The document is signed by Felix Navarro, Pedro Luis Boitel Party for Democracy; Manuel Cuesta Morua, Progressive Arc; Guillermo Fariñas, United Antitotalitarian Front; Iván Hernández Carrillo, Trade Unionist; José Daniel Ferrer, the Patriotic Union of Cuba; Carmelo Bermúdez Rosabal, Progressive Arc; Juan Antonio Madrazo, Committee for Racial Integration, and groups such as Citizens for Democracy, Municipalities in Opposition, among others. continue reading
The signers enumerated at least seven points that demonstrate the undemocratic nature of the Cuban government. Among them are the repression, the existence and political prisoners and prisoners of conscience, the harassment of entrepreneurs, the unwillingness to ratify the United Nations Covenants on Civil, Political, Economic, Social and Cultural Rights, the existence of a single-party regime that does not allow the alternation of power, the inability of citizen to choose among different political alternatives, and the prohibition of multi-party representative democracy.
Their purpose is that the Summit of Americas, on April 10-11, is an “opportunity” to recognize “the legitimacy of the independent Cuban civil society within the island and in the diaspora as a valid interlocutor of the Cuban people,” opponent Manuel Cuesta Morúa, leader of the Cuban Progressive Arc Party said today.
Cuesta Morúa explained that the Ladies in White are not currently included because the project promoters have not been able to talk to the leader of the women’s group, Berta Soler, because she is outside the country, although they have not ruled out that she will join with them in Panama, during the summit.
In any case, there are more than dozen organizations behind this project representing what they call “independent civil society” within Cuba and in exile, groups that “cover the entire political spectrum,” said Cuesta Morúa.
He will be one of those charged with carrying this united proposal to the social forums of the Summit of the Americas, a meeting the Cuban government will attend for the first time and that will be the site of the expected meeting between the presidents of Cuba, Raul Castro, and of the United States, Barack Obama, the first after their diplomatic thaw.
Besides Cuesta Morua and Fariñas, other dissidents who will attend in Panama include Berta Soler, the leader of the Ladies in White; Elizardo Sanchez of the Cuban Commission for Human Rights and National Reconciliation (CCDHRN); and representatives of UNPACU, although not its leader José Daniel Ferrer.

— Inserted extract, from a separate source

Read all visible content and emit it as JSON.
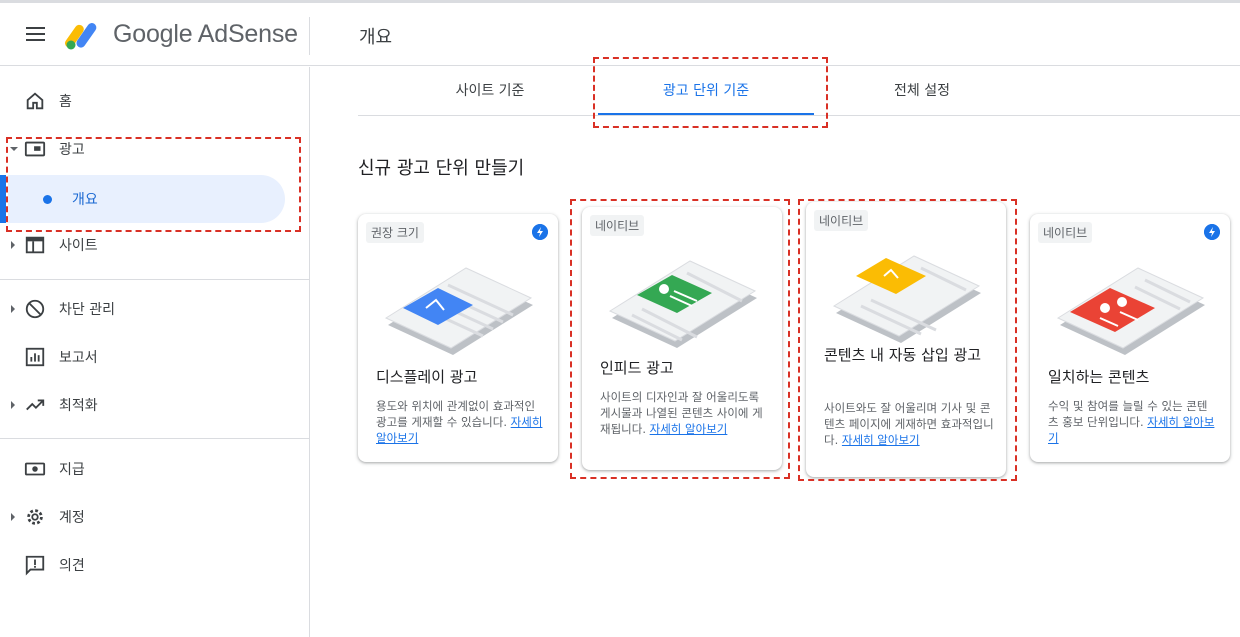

Ferrer, who is not allowed to leave the island because he was one of the political prisoners of the “Group of 75” released on parole in 2010, is one of the charged with organizing a social forum parallel to the summit in Panama within the island.
On April 10 two civil society forums will be held in Cuba, one in Santiago de Cuba and another in Havana, to present the “united message” within the island as well, and to gather people’s proposals with regards to what to work on going forward.
“It will be about a coming together of those of us who feel ourselves to be members of the democratic open forum to share views about the need for changes in human rights, freedoms and the election system, given that Cuba is not the only country on the continent with a single party,” Ferrer explained to EFE.
In the joint statement, these groups demand that Cuba’s participation in the summit for the first time serve the ends of the final insertion of the island into the inter-American system following the principles of the Inter-American Democratic Charter.
In this sense, they denounce the repression of those exercising the rights of expression, assembly and association in Cuba; the existence of political prisoners; the prohibition of a representative and multiparty democracy; the refusal to consult the people about their future; and the unwillingness to ratify the UN Covenants on civil, political, economic, social and cultural rights.
The social forums to be held in parallel with the summit in Panama, will also be attended by more than one hundred representatives of Cuban civil society and government organizations on the island.
The text prepared by these activists expresses different views and the “rich diversity, in the Agreement for Democracy, in the Points of Cuban Consensus, in the proposals of the Forum for Rights and Freedoms, and the Open Forum Four Points of Consensus.”
The document also reflects the willingness of “most of our alternatives” to “working together, in order to return Cuba as a free and sovereign nation to a hemispheric environment where democracy and institutional respect for human rights and fundamental freedoms prevail.”